> What the task asks: Omitting every picture, output the records below exactly, please.

> Data records:

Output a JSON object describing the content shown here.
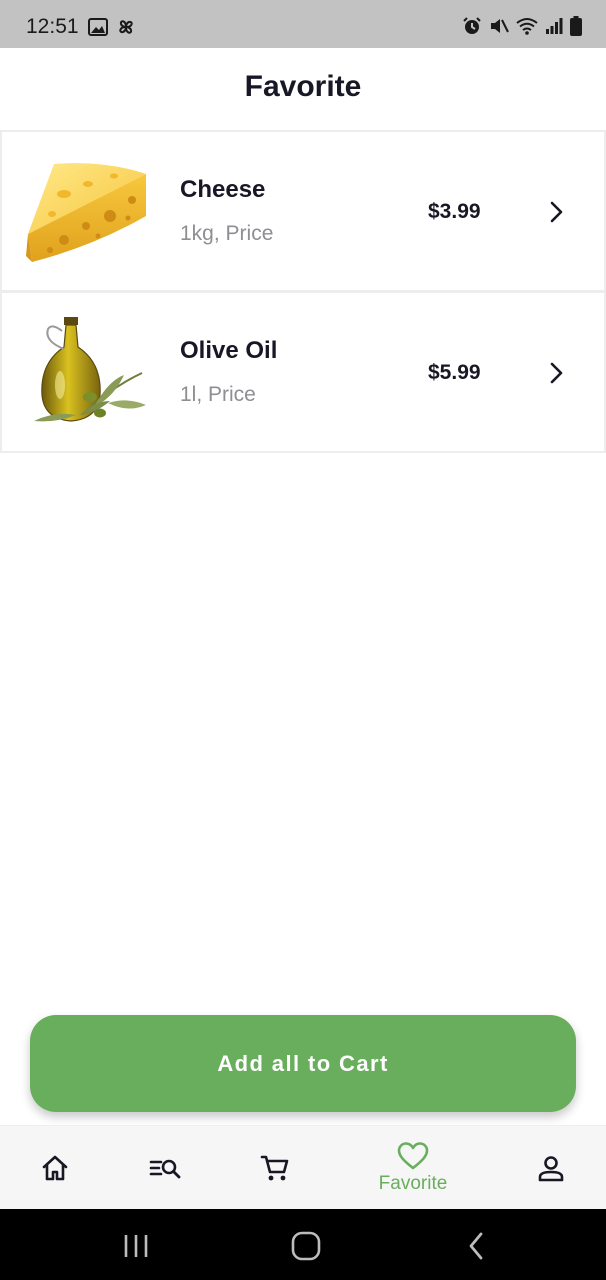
{
  "status_bar": {
    "time": "12:51",
    "left_icons": [
      "image-icon",
      "pinwheel-icon"
    ],
    "right_icons": [
      "alarm-icon",
      "mute-icon",
      "wifi-icon",
      "signal-icon",
      "battery-icon"
    ]
  },
  "header": {
    "title": "Favorite"
  },
  "favorites": [
    {
      "name": "Cheese",
      "detail": "1kg, Price",
      "price": "$3.99",
      "image": "cheese-image"
    },
    {
      "name": "Olive Oil",
      "detail": "1l, Price",
      "price": "$5.99",
      "image": "olive-oil-image"
    }
  ],
  "cta": {
    "label": "Add all to Cart"
  },
  "bottom_nav": {
    "items": [
      {
        "icon": "home-icon",
        "label": ""
      },
      {
        "icon": "search-list-icon",
        "label": ""
      },
      {
        "icon": "cart-icon",
        "label": ""
      },
      {
        "icon": "heart-icon",
        "label": "Favorite",
        "active": true
      },
      {
        "icon": "account-icon",
        "label": ""
      }
    ]
  },
  "android_nav": [
    "recent-apps-icon",
    "home-circle-icon",
    "back-icon"
  ],
  "colors": {
    "accent": "#69ae5d",
    "text_primary": "#181725",
    "text_secondary": "#8e8e93",
    "status_bar": "#c2c2c2",
    "nav_background": "#f6f6f6"
  }
}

> Answer to this exercise:
Output a JSON object describing the content shown here.
{
  "status_bar": {
    "time": "12:51",
    "left_icons": [
      "image-icon",
      "pinwheel-icon"
    ],
    "right_icons": [
      "alarm-icon",
      "mute-icon",
      "wifi-icon",
      "signal-icon",
      "battery-icon"
    ]
  },
  "header": {
    "title": "Favorite"
  },
  "favorites": [
    {
      "name": "Cheese",
      "detail": "1kg, Price",
      "price": "$3.99",
      "image": "cheese-image"
    },
    {
      "name": "Olive Oil",
      "detail": "1l, Price",
      "price": "$5.99",
      "image": "olive-oil-image"
    }
  ],
  "cta": {
    "label": "Add all to Cart"
  },
  "bottom_nav": {
    "items": [
      {
        "icon": "home-icon",
        "label": ""
      },
      {
        "icon": "search-list-icon",
        "label": ""
      },
      {
        "icon": "cart-icon",
        "label": ""
      },
      {
        "icon": "heart-icon",
        "label": "Favorite",
        "active": true
      },
      {
        "icon": "account-icon",
        "label": ""
      }
    ]
  },
  "android_nav": [
    "recent-apps-icon",
    "home-circle-icon",
    "back-icon"
  ],
  "colors": {
    "accent": "#69ae5d",
    "text_primary": "#181725",
    "text_secondary": "#8e8e93",
    "status_bar": "#c2c2c2",
    "nav_background": "#f6f6f6"
  }
}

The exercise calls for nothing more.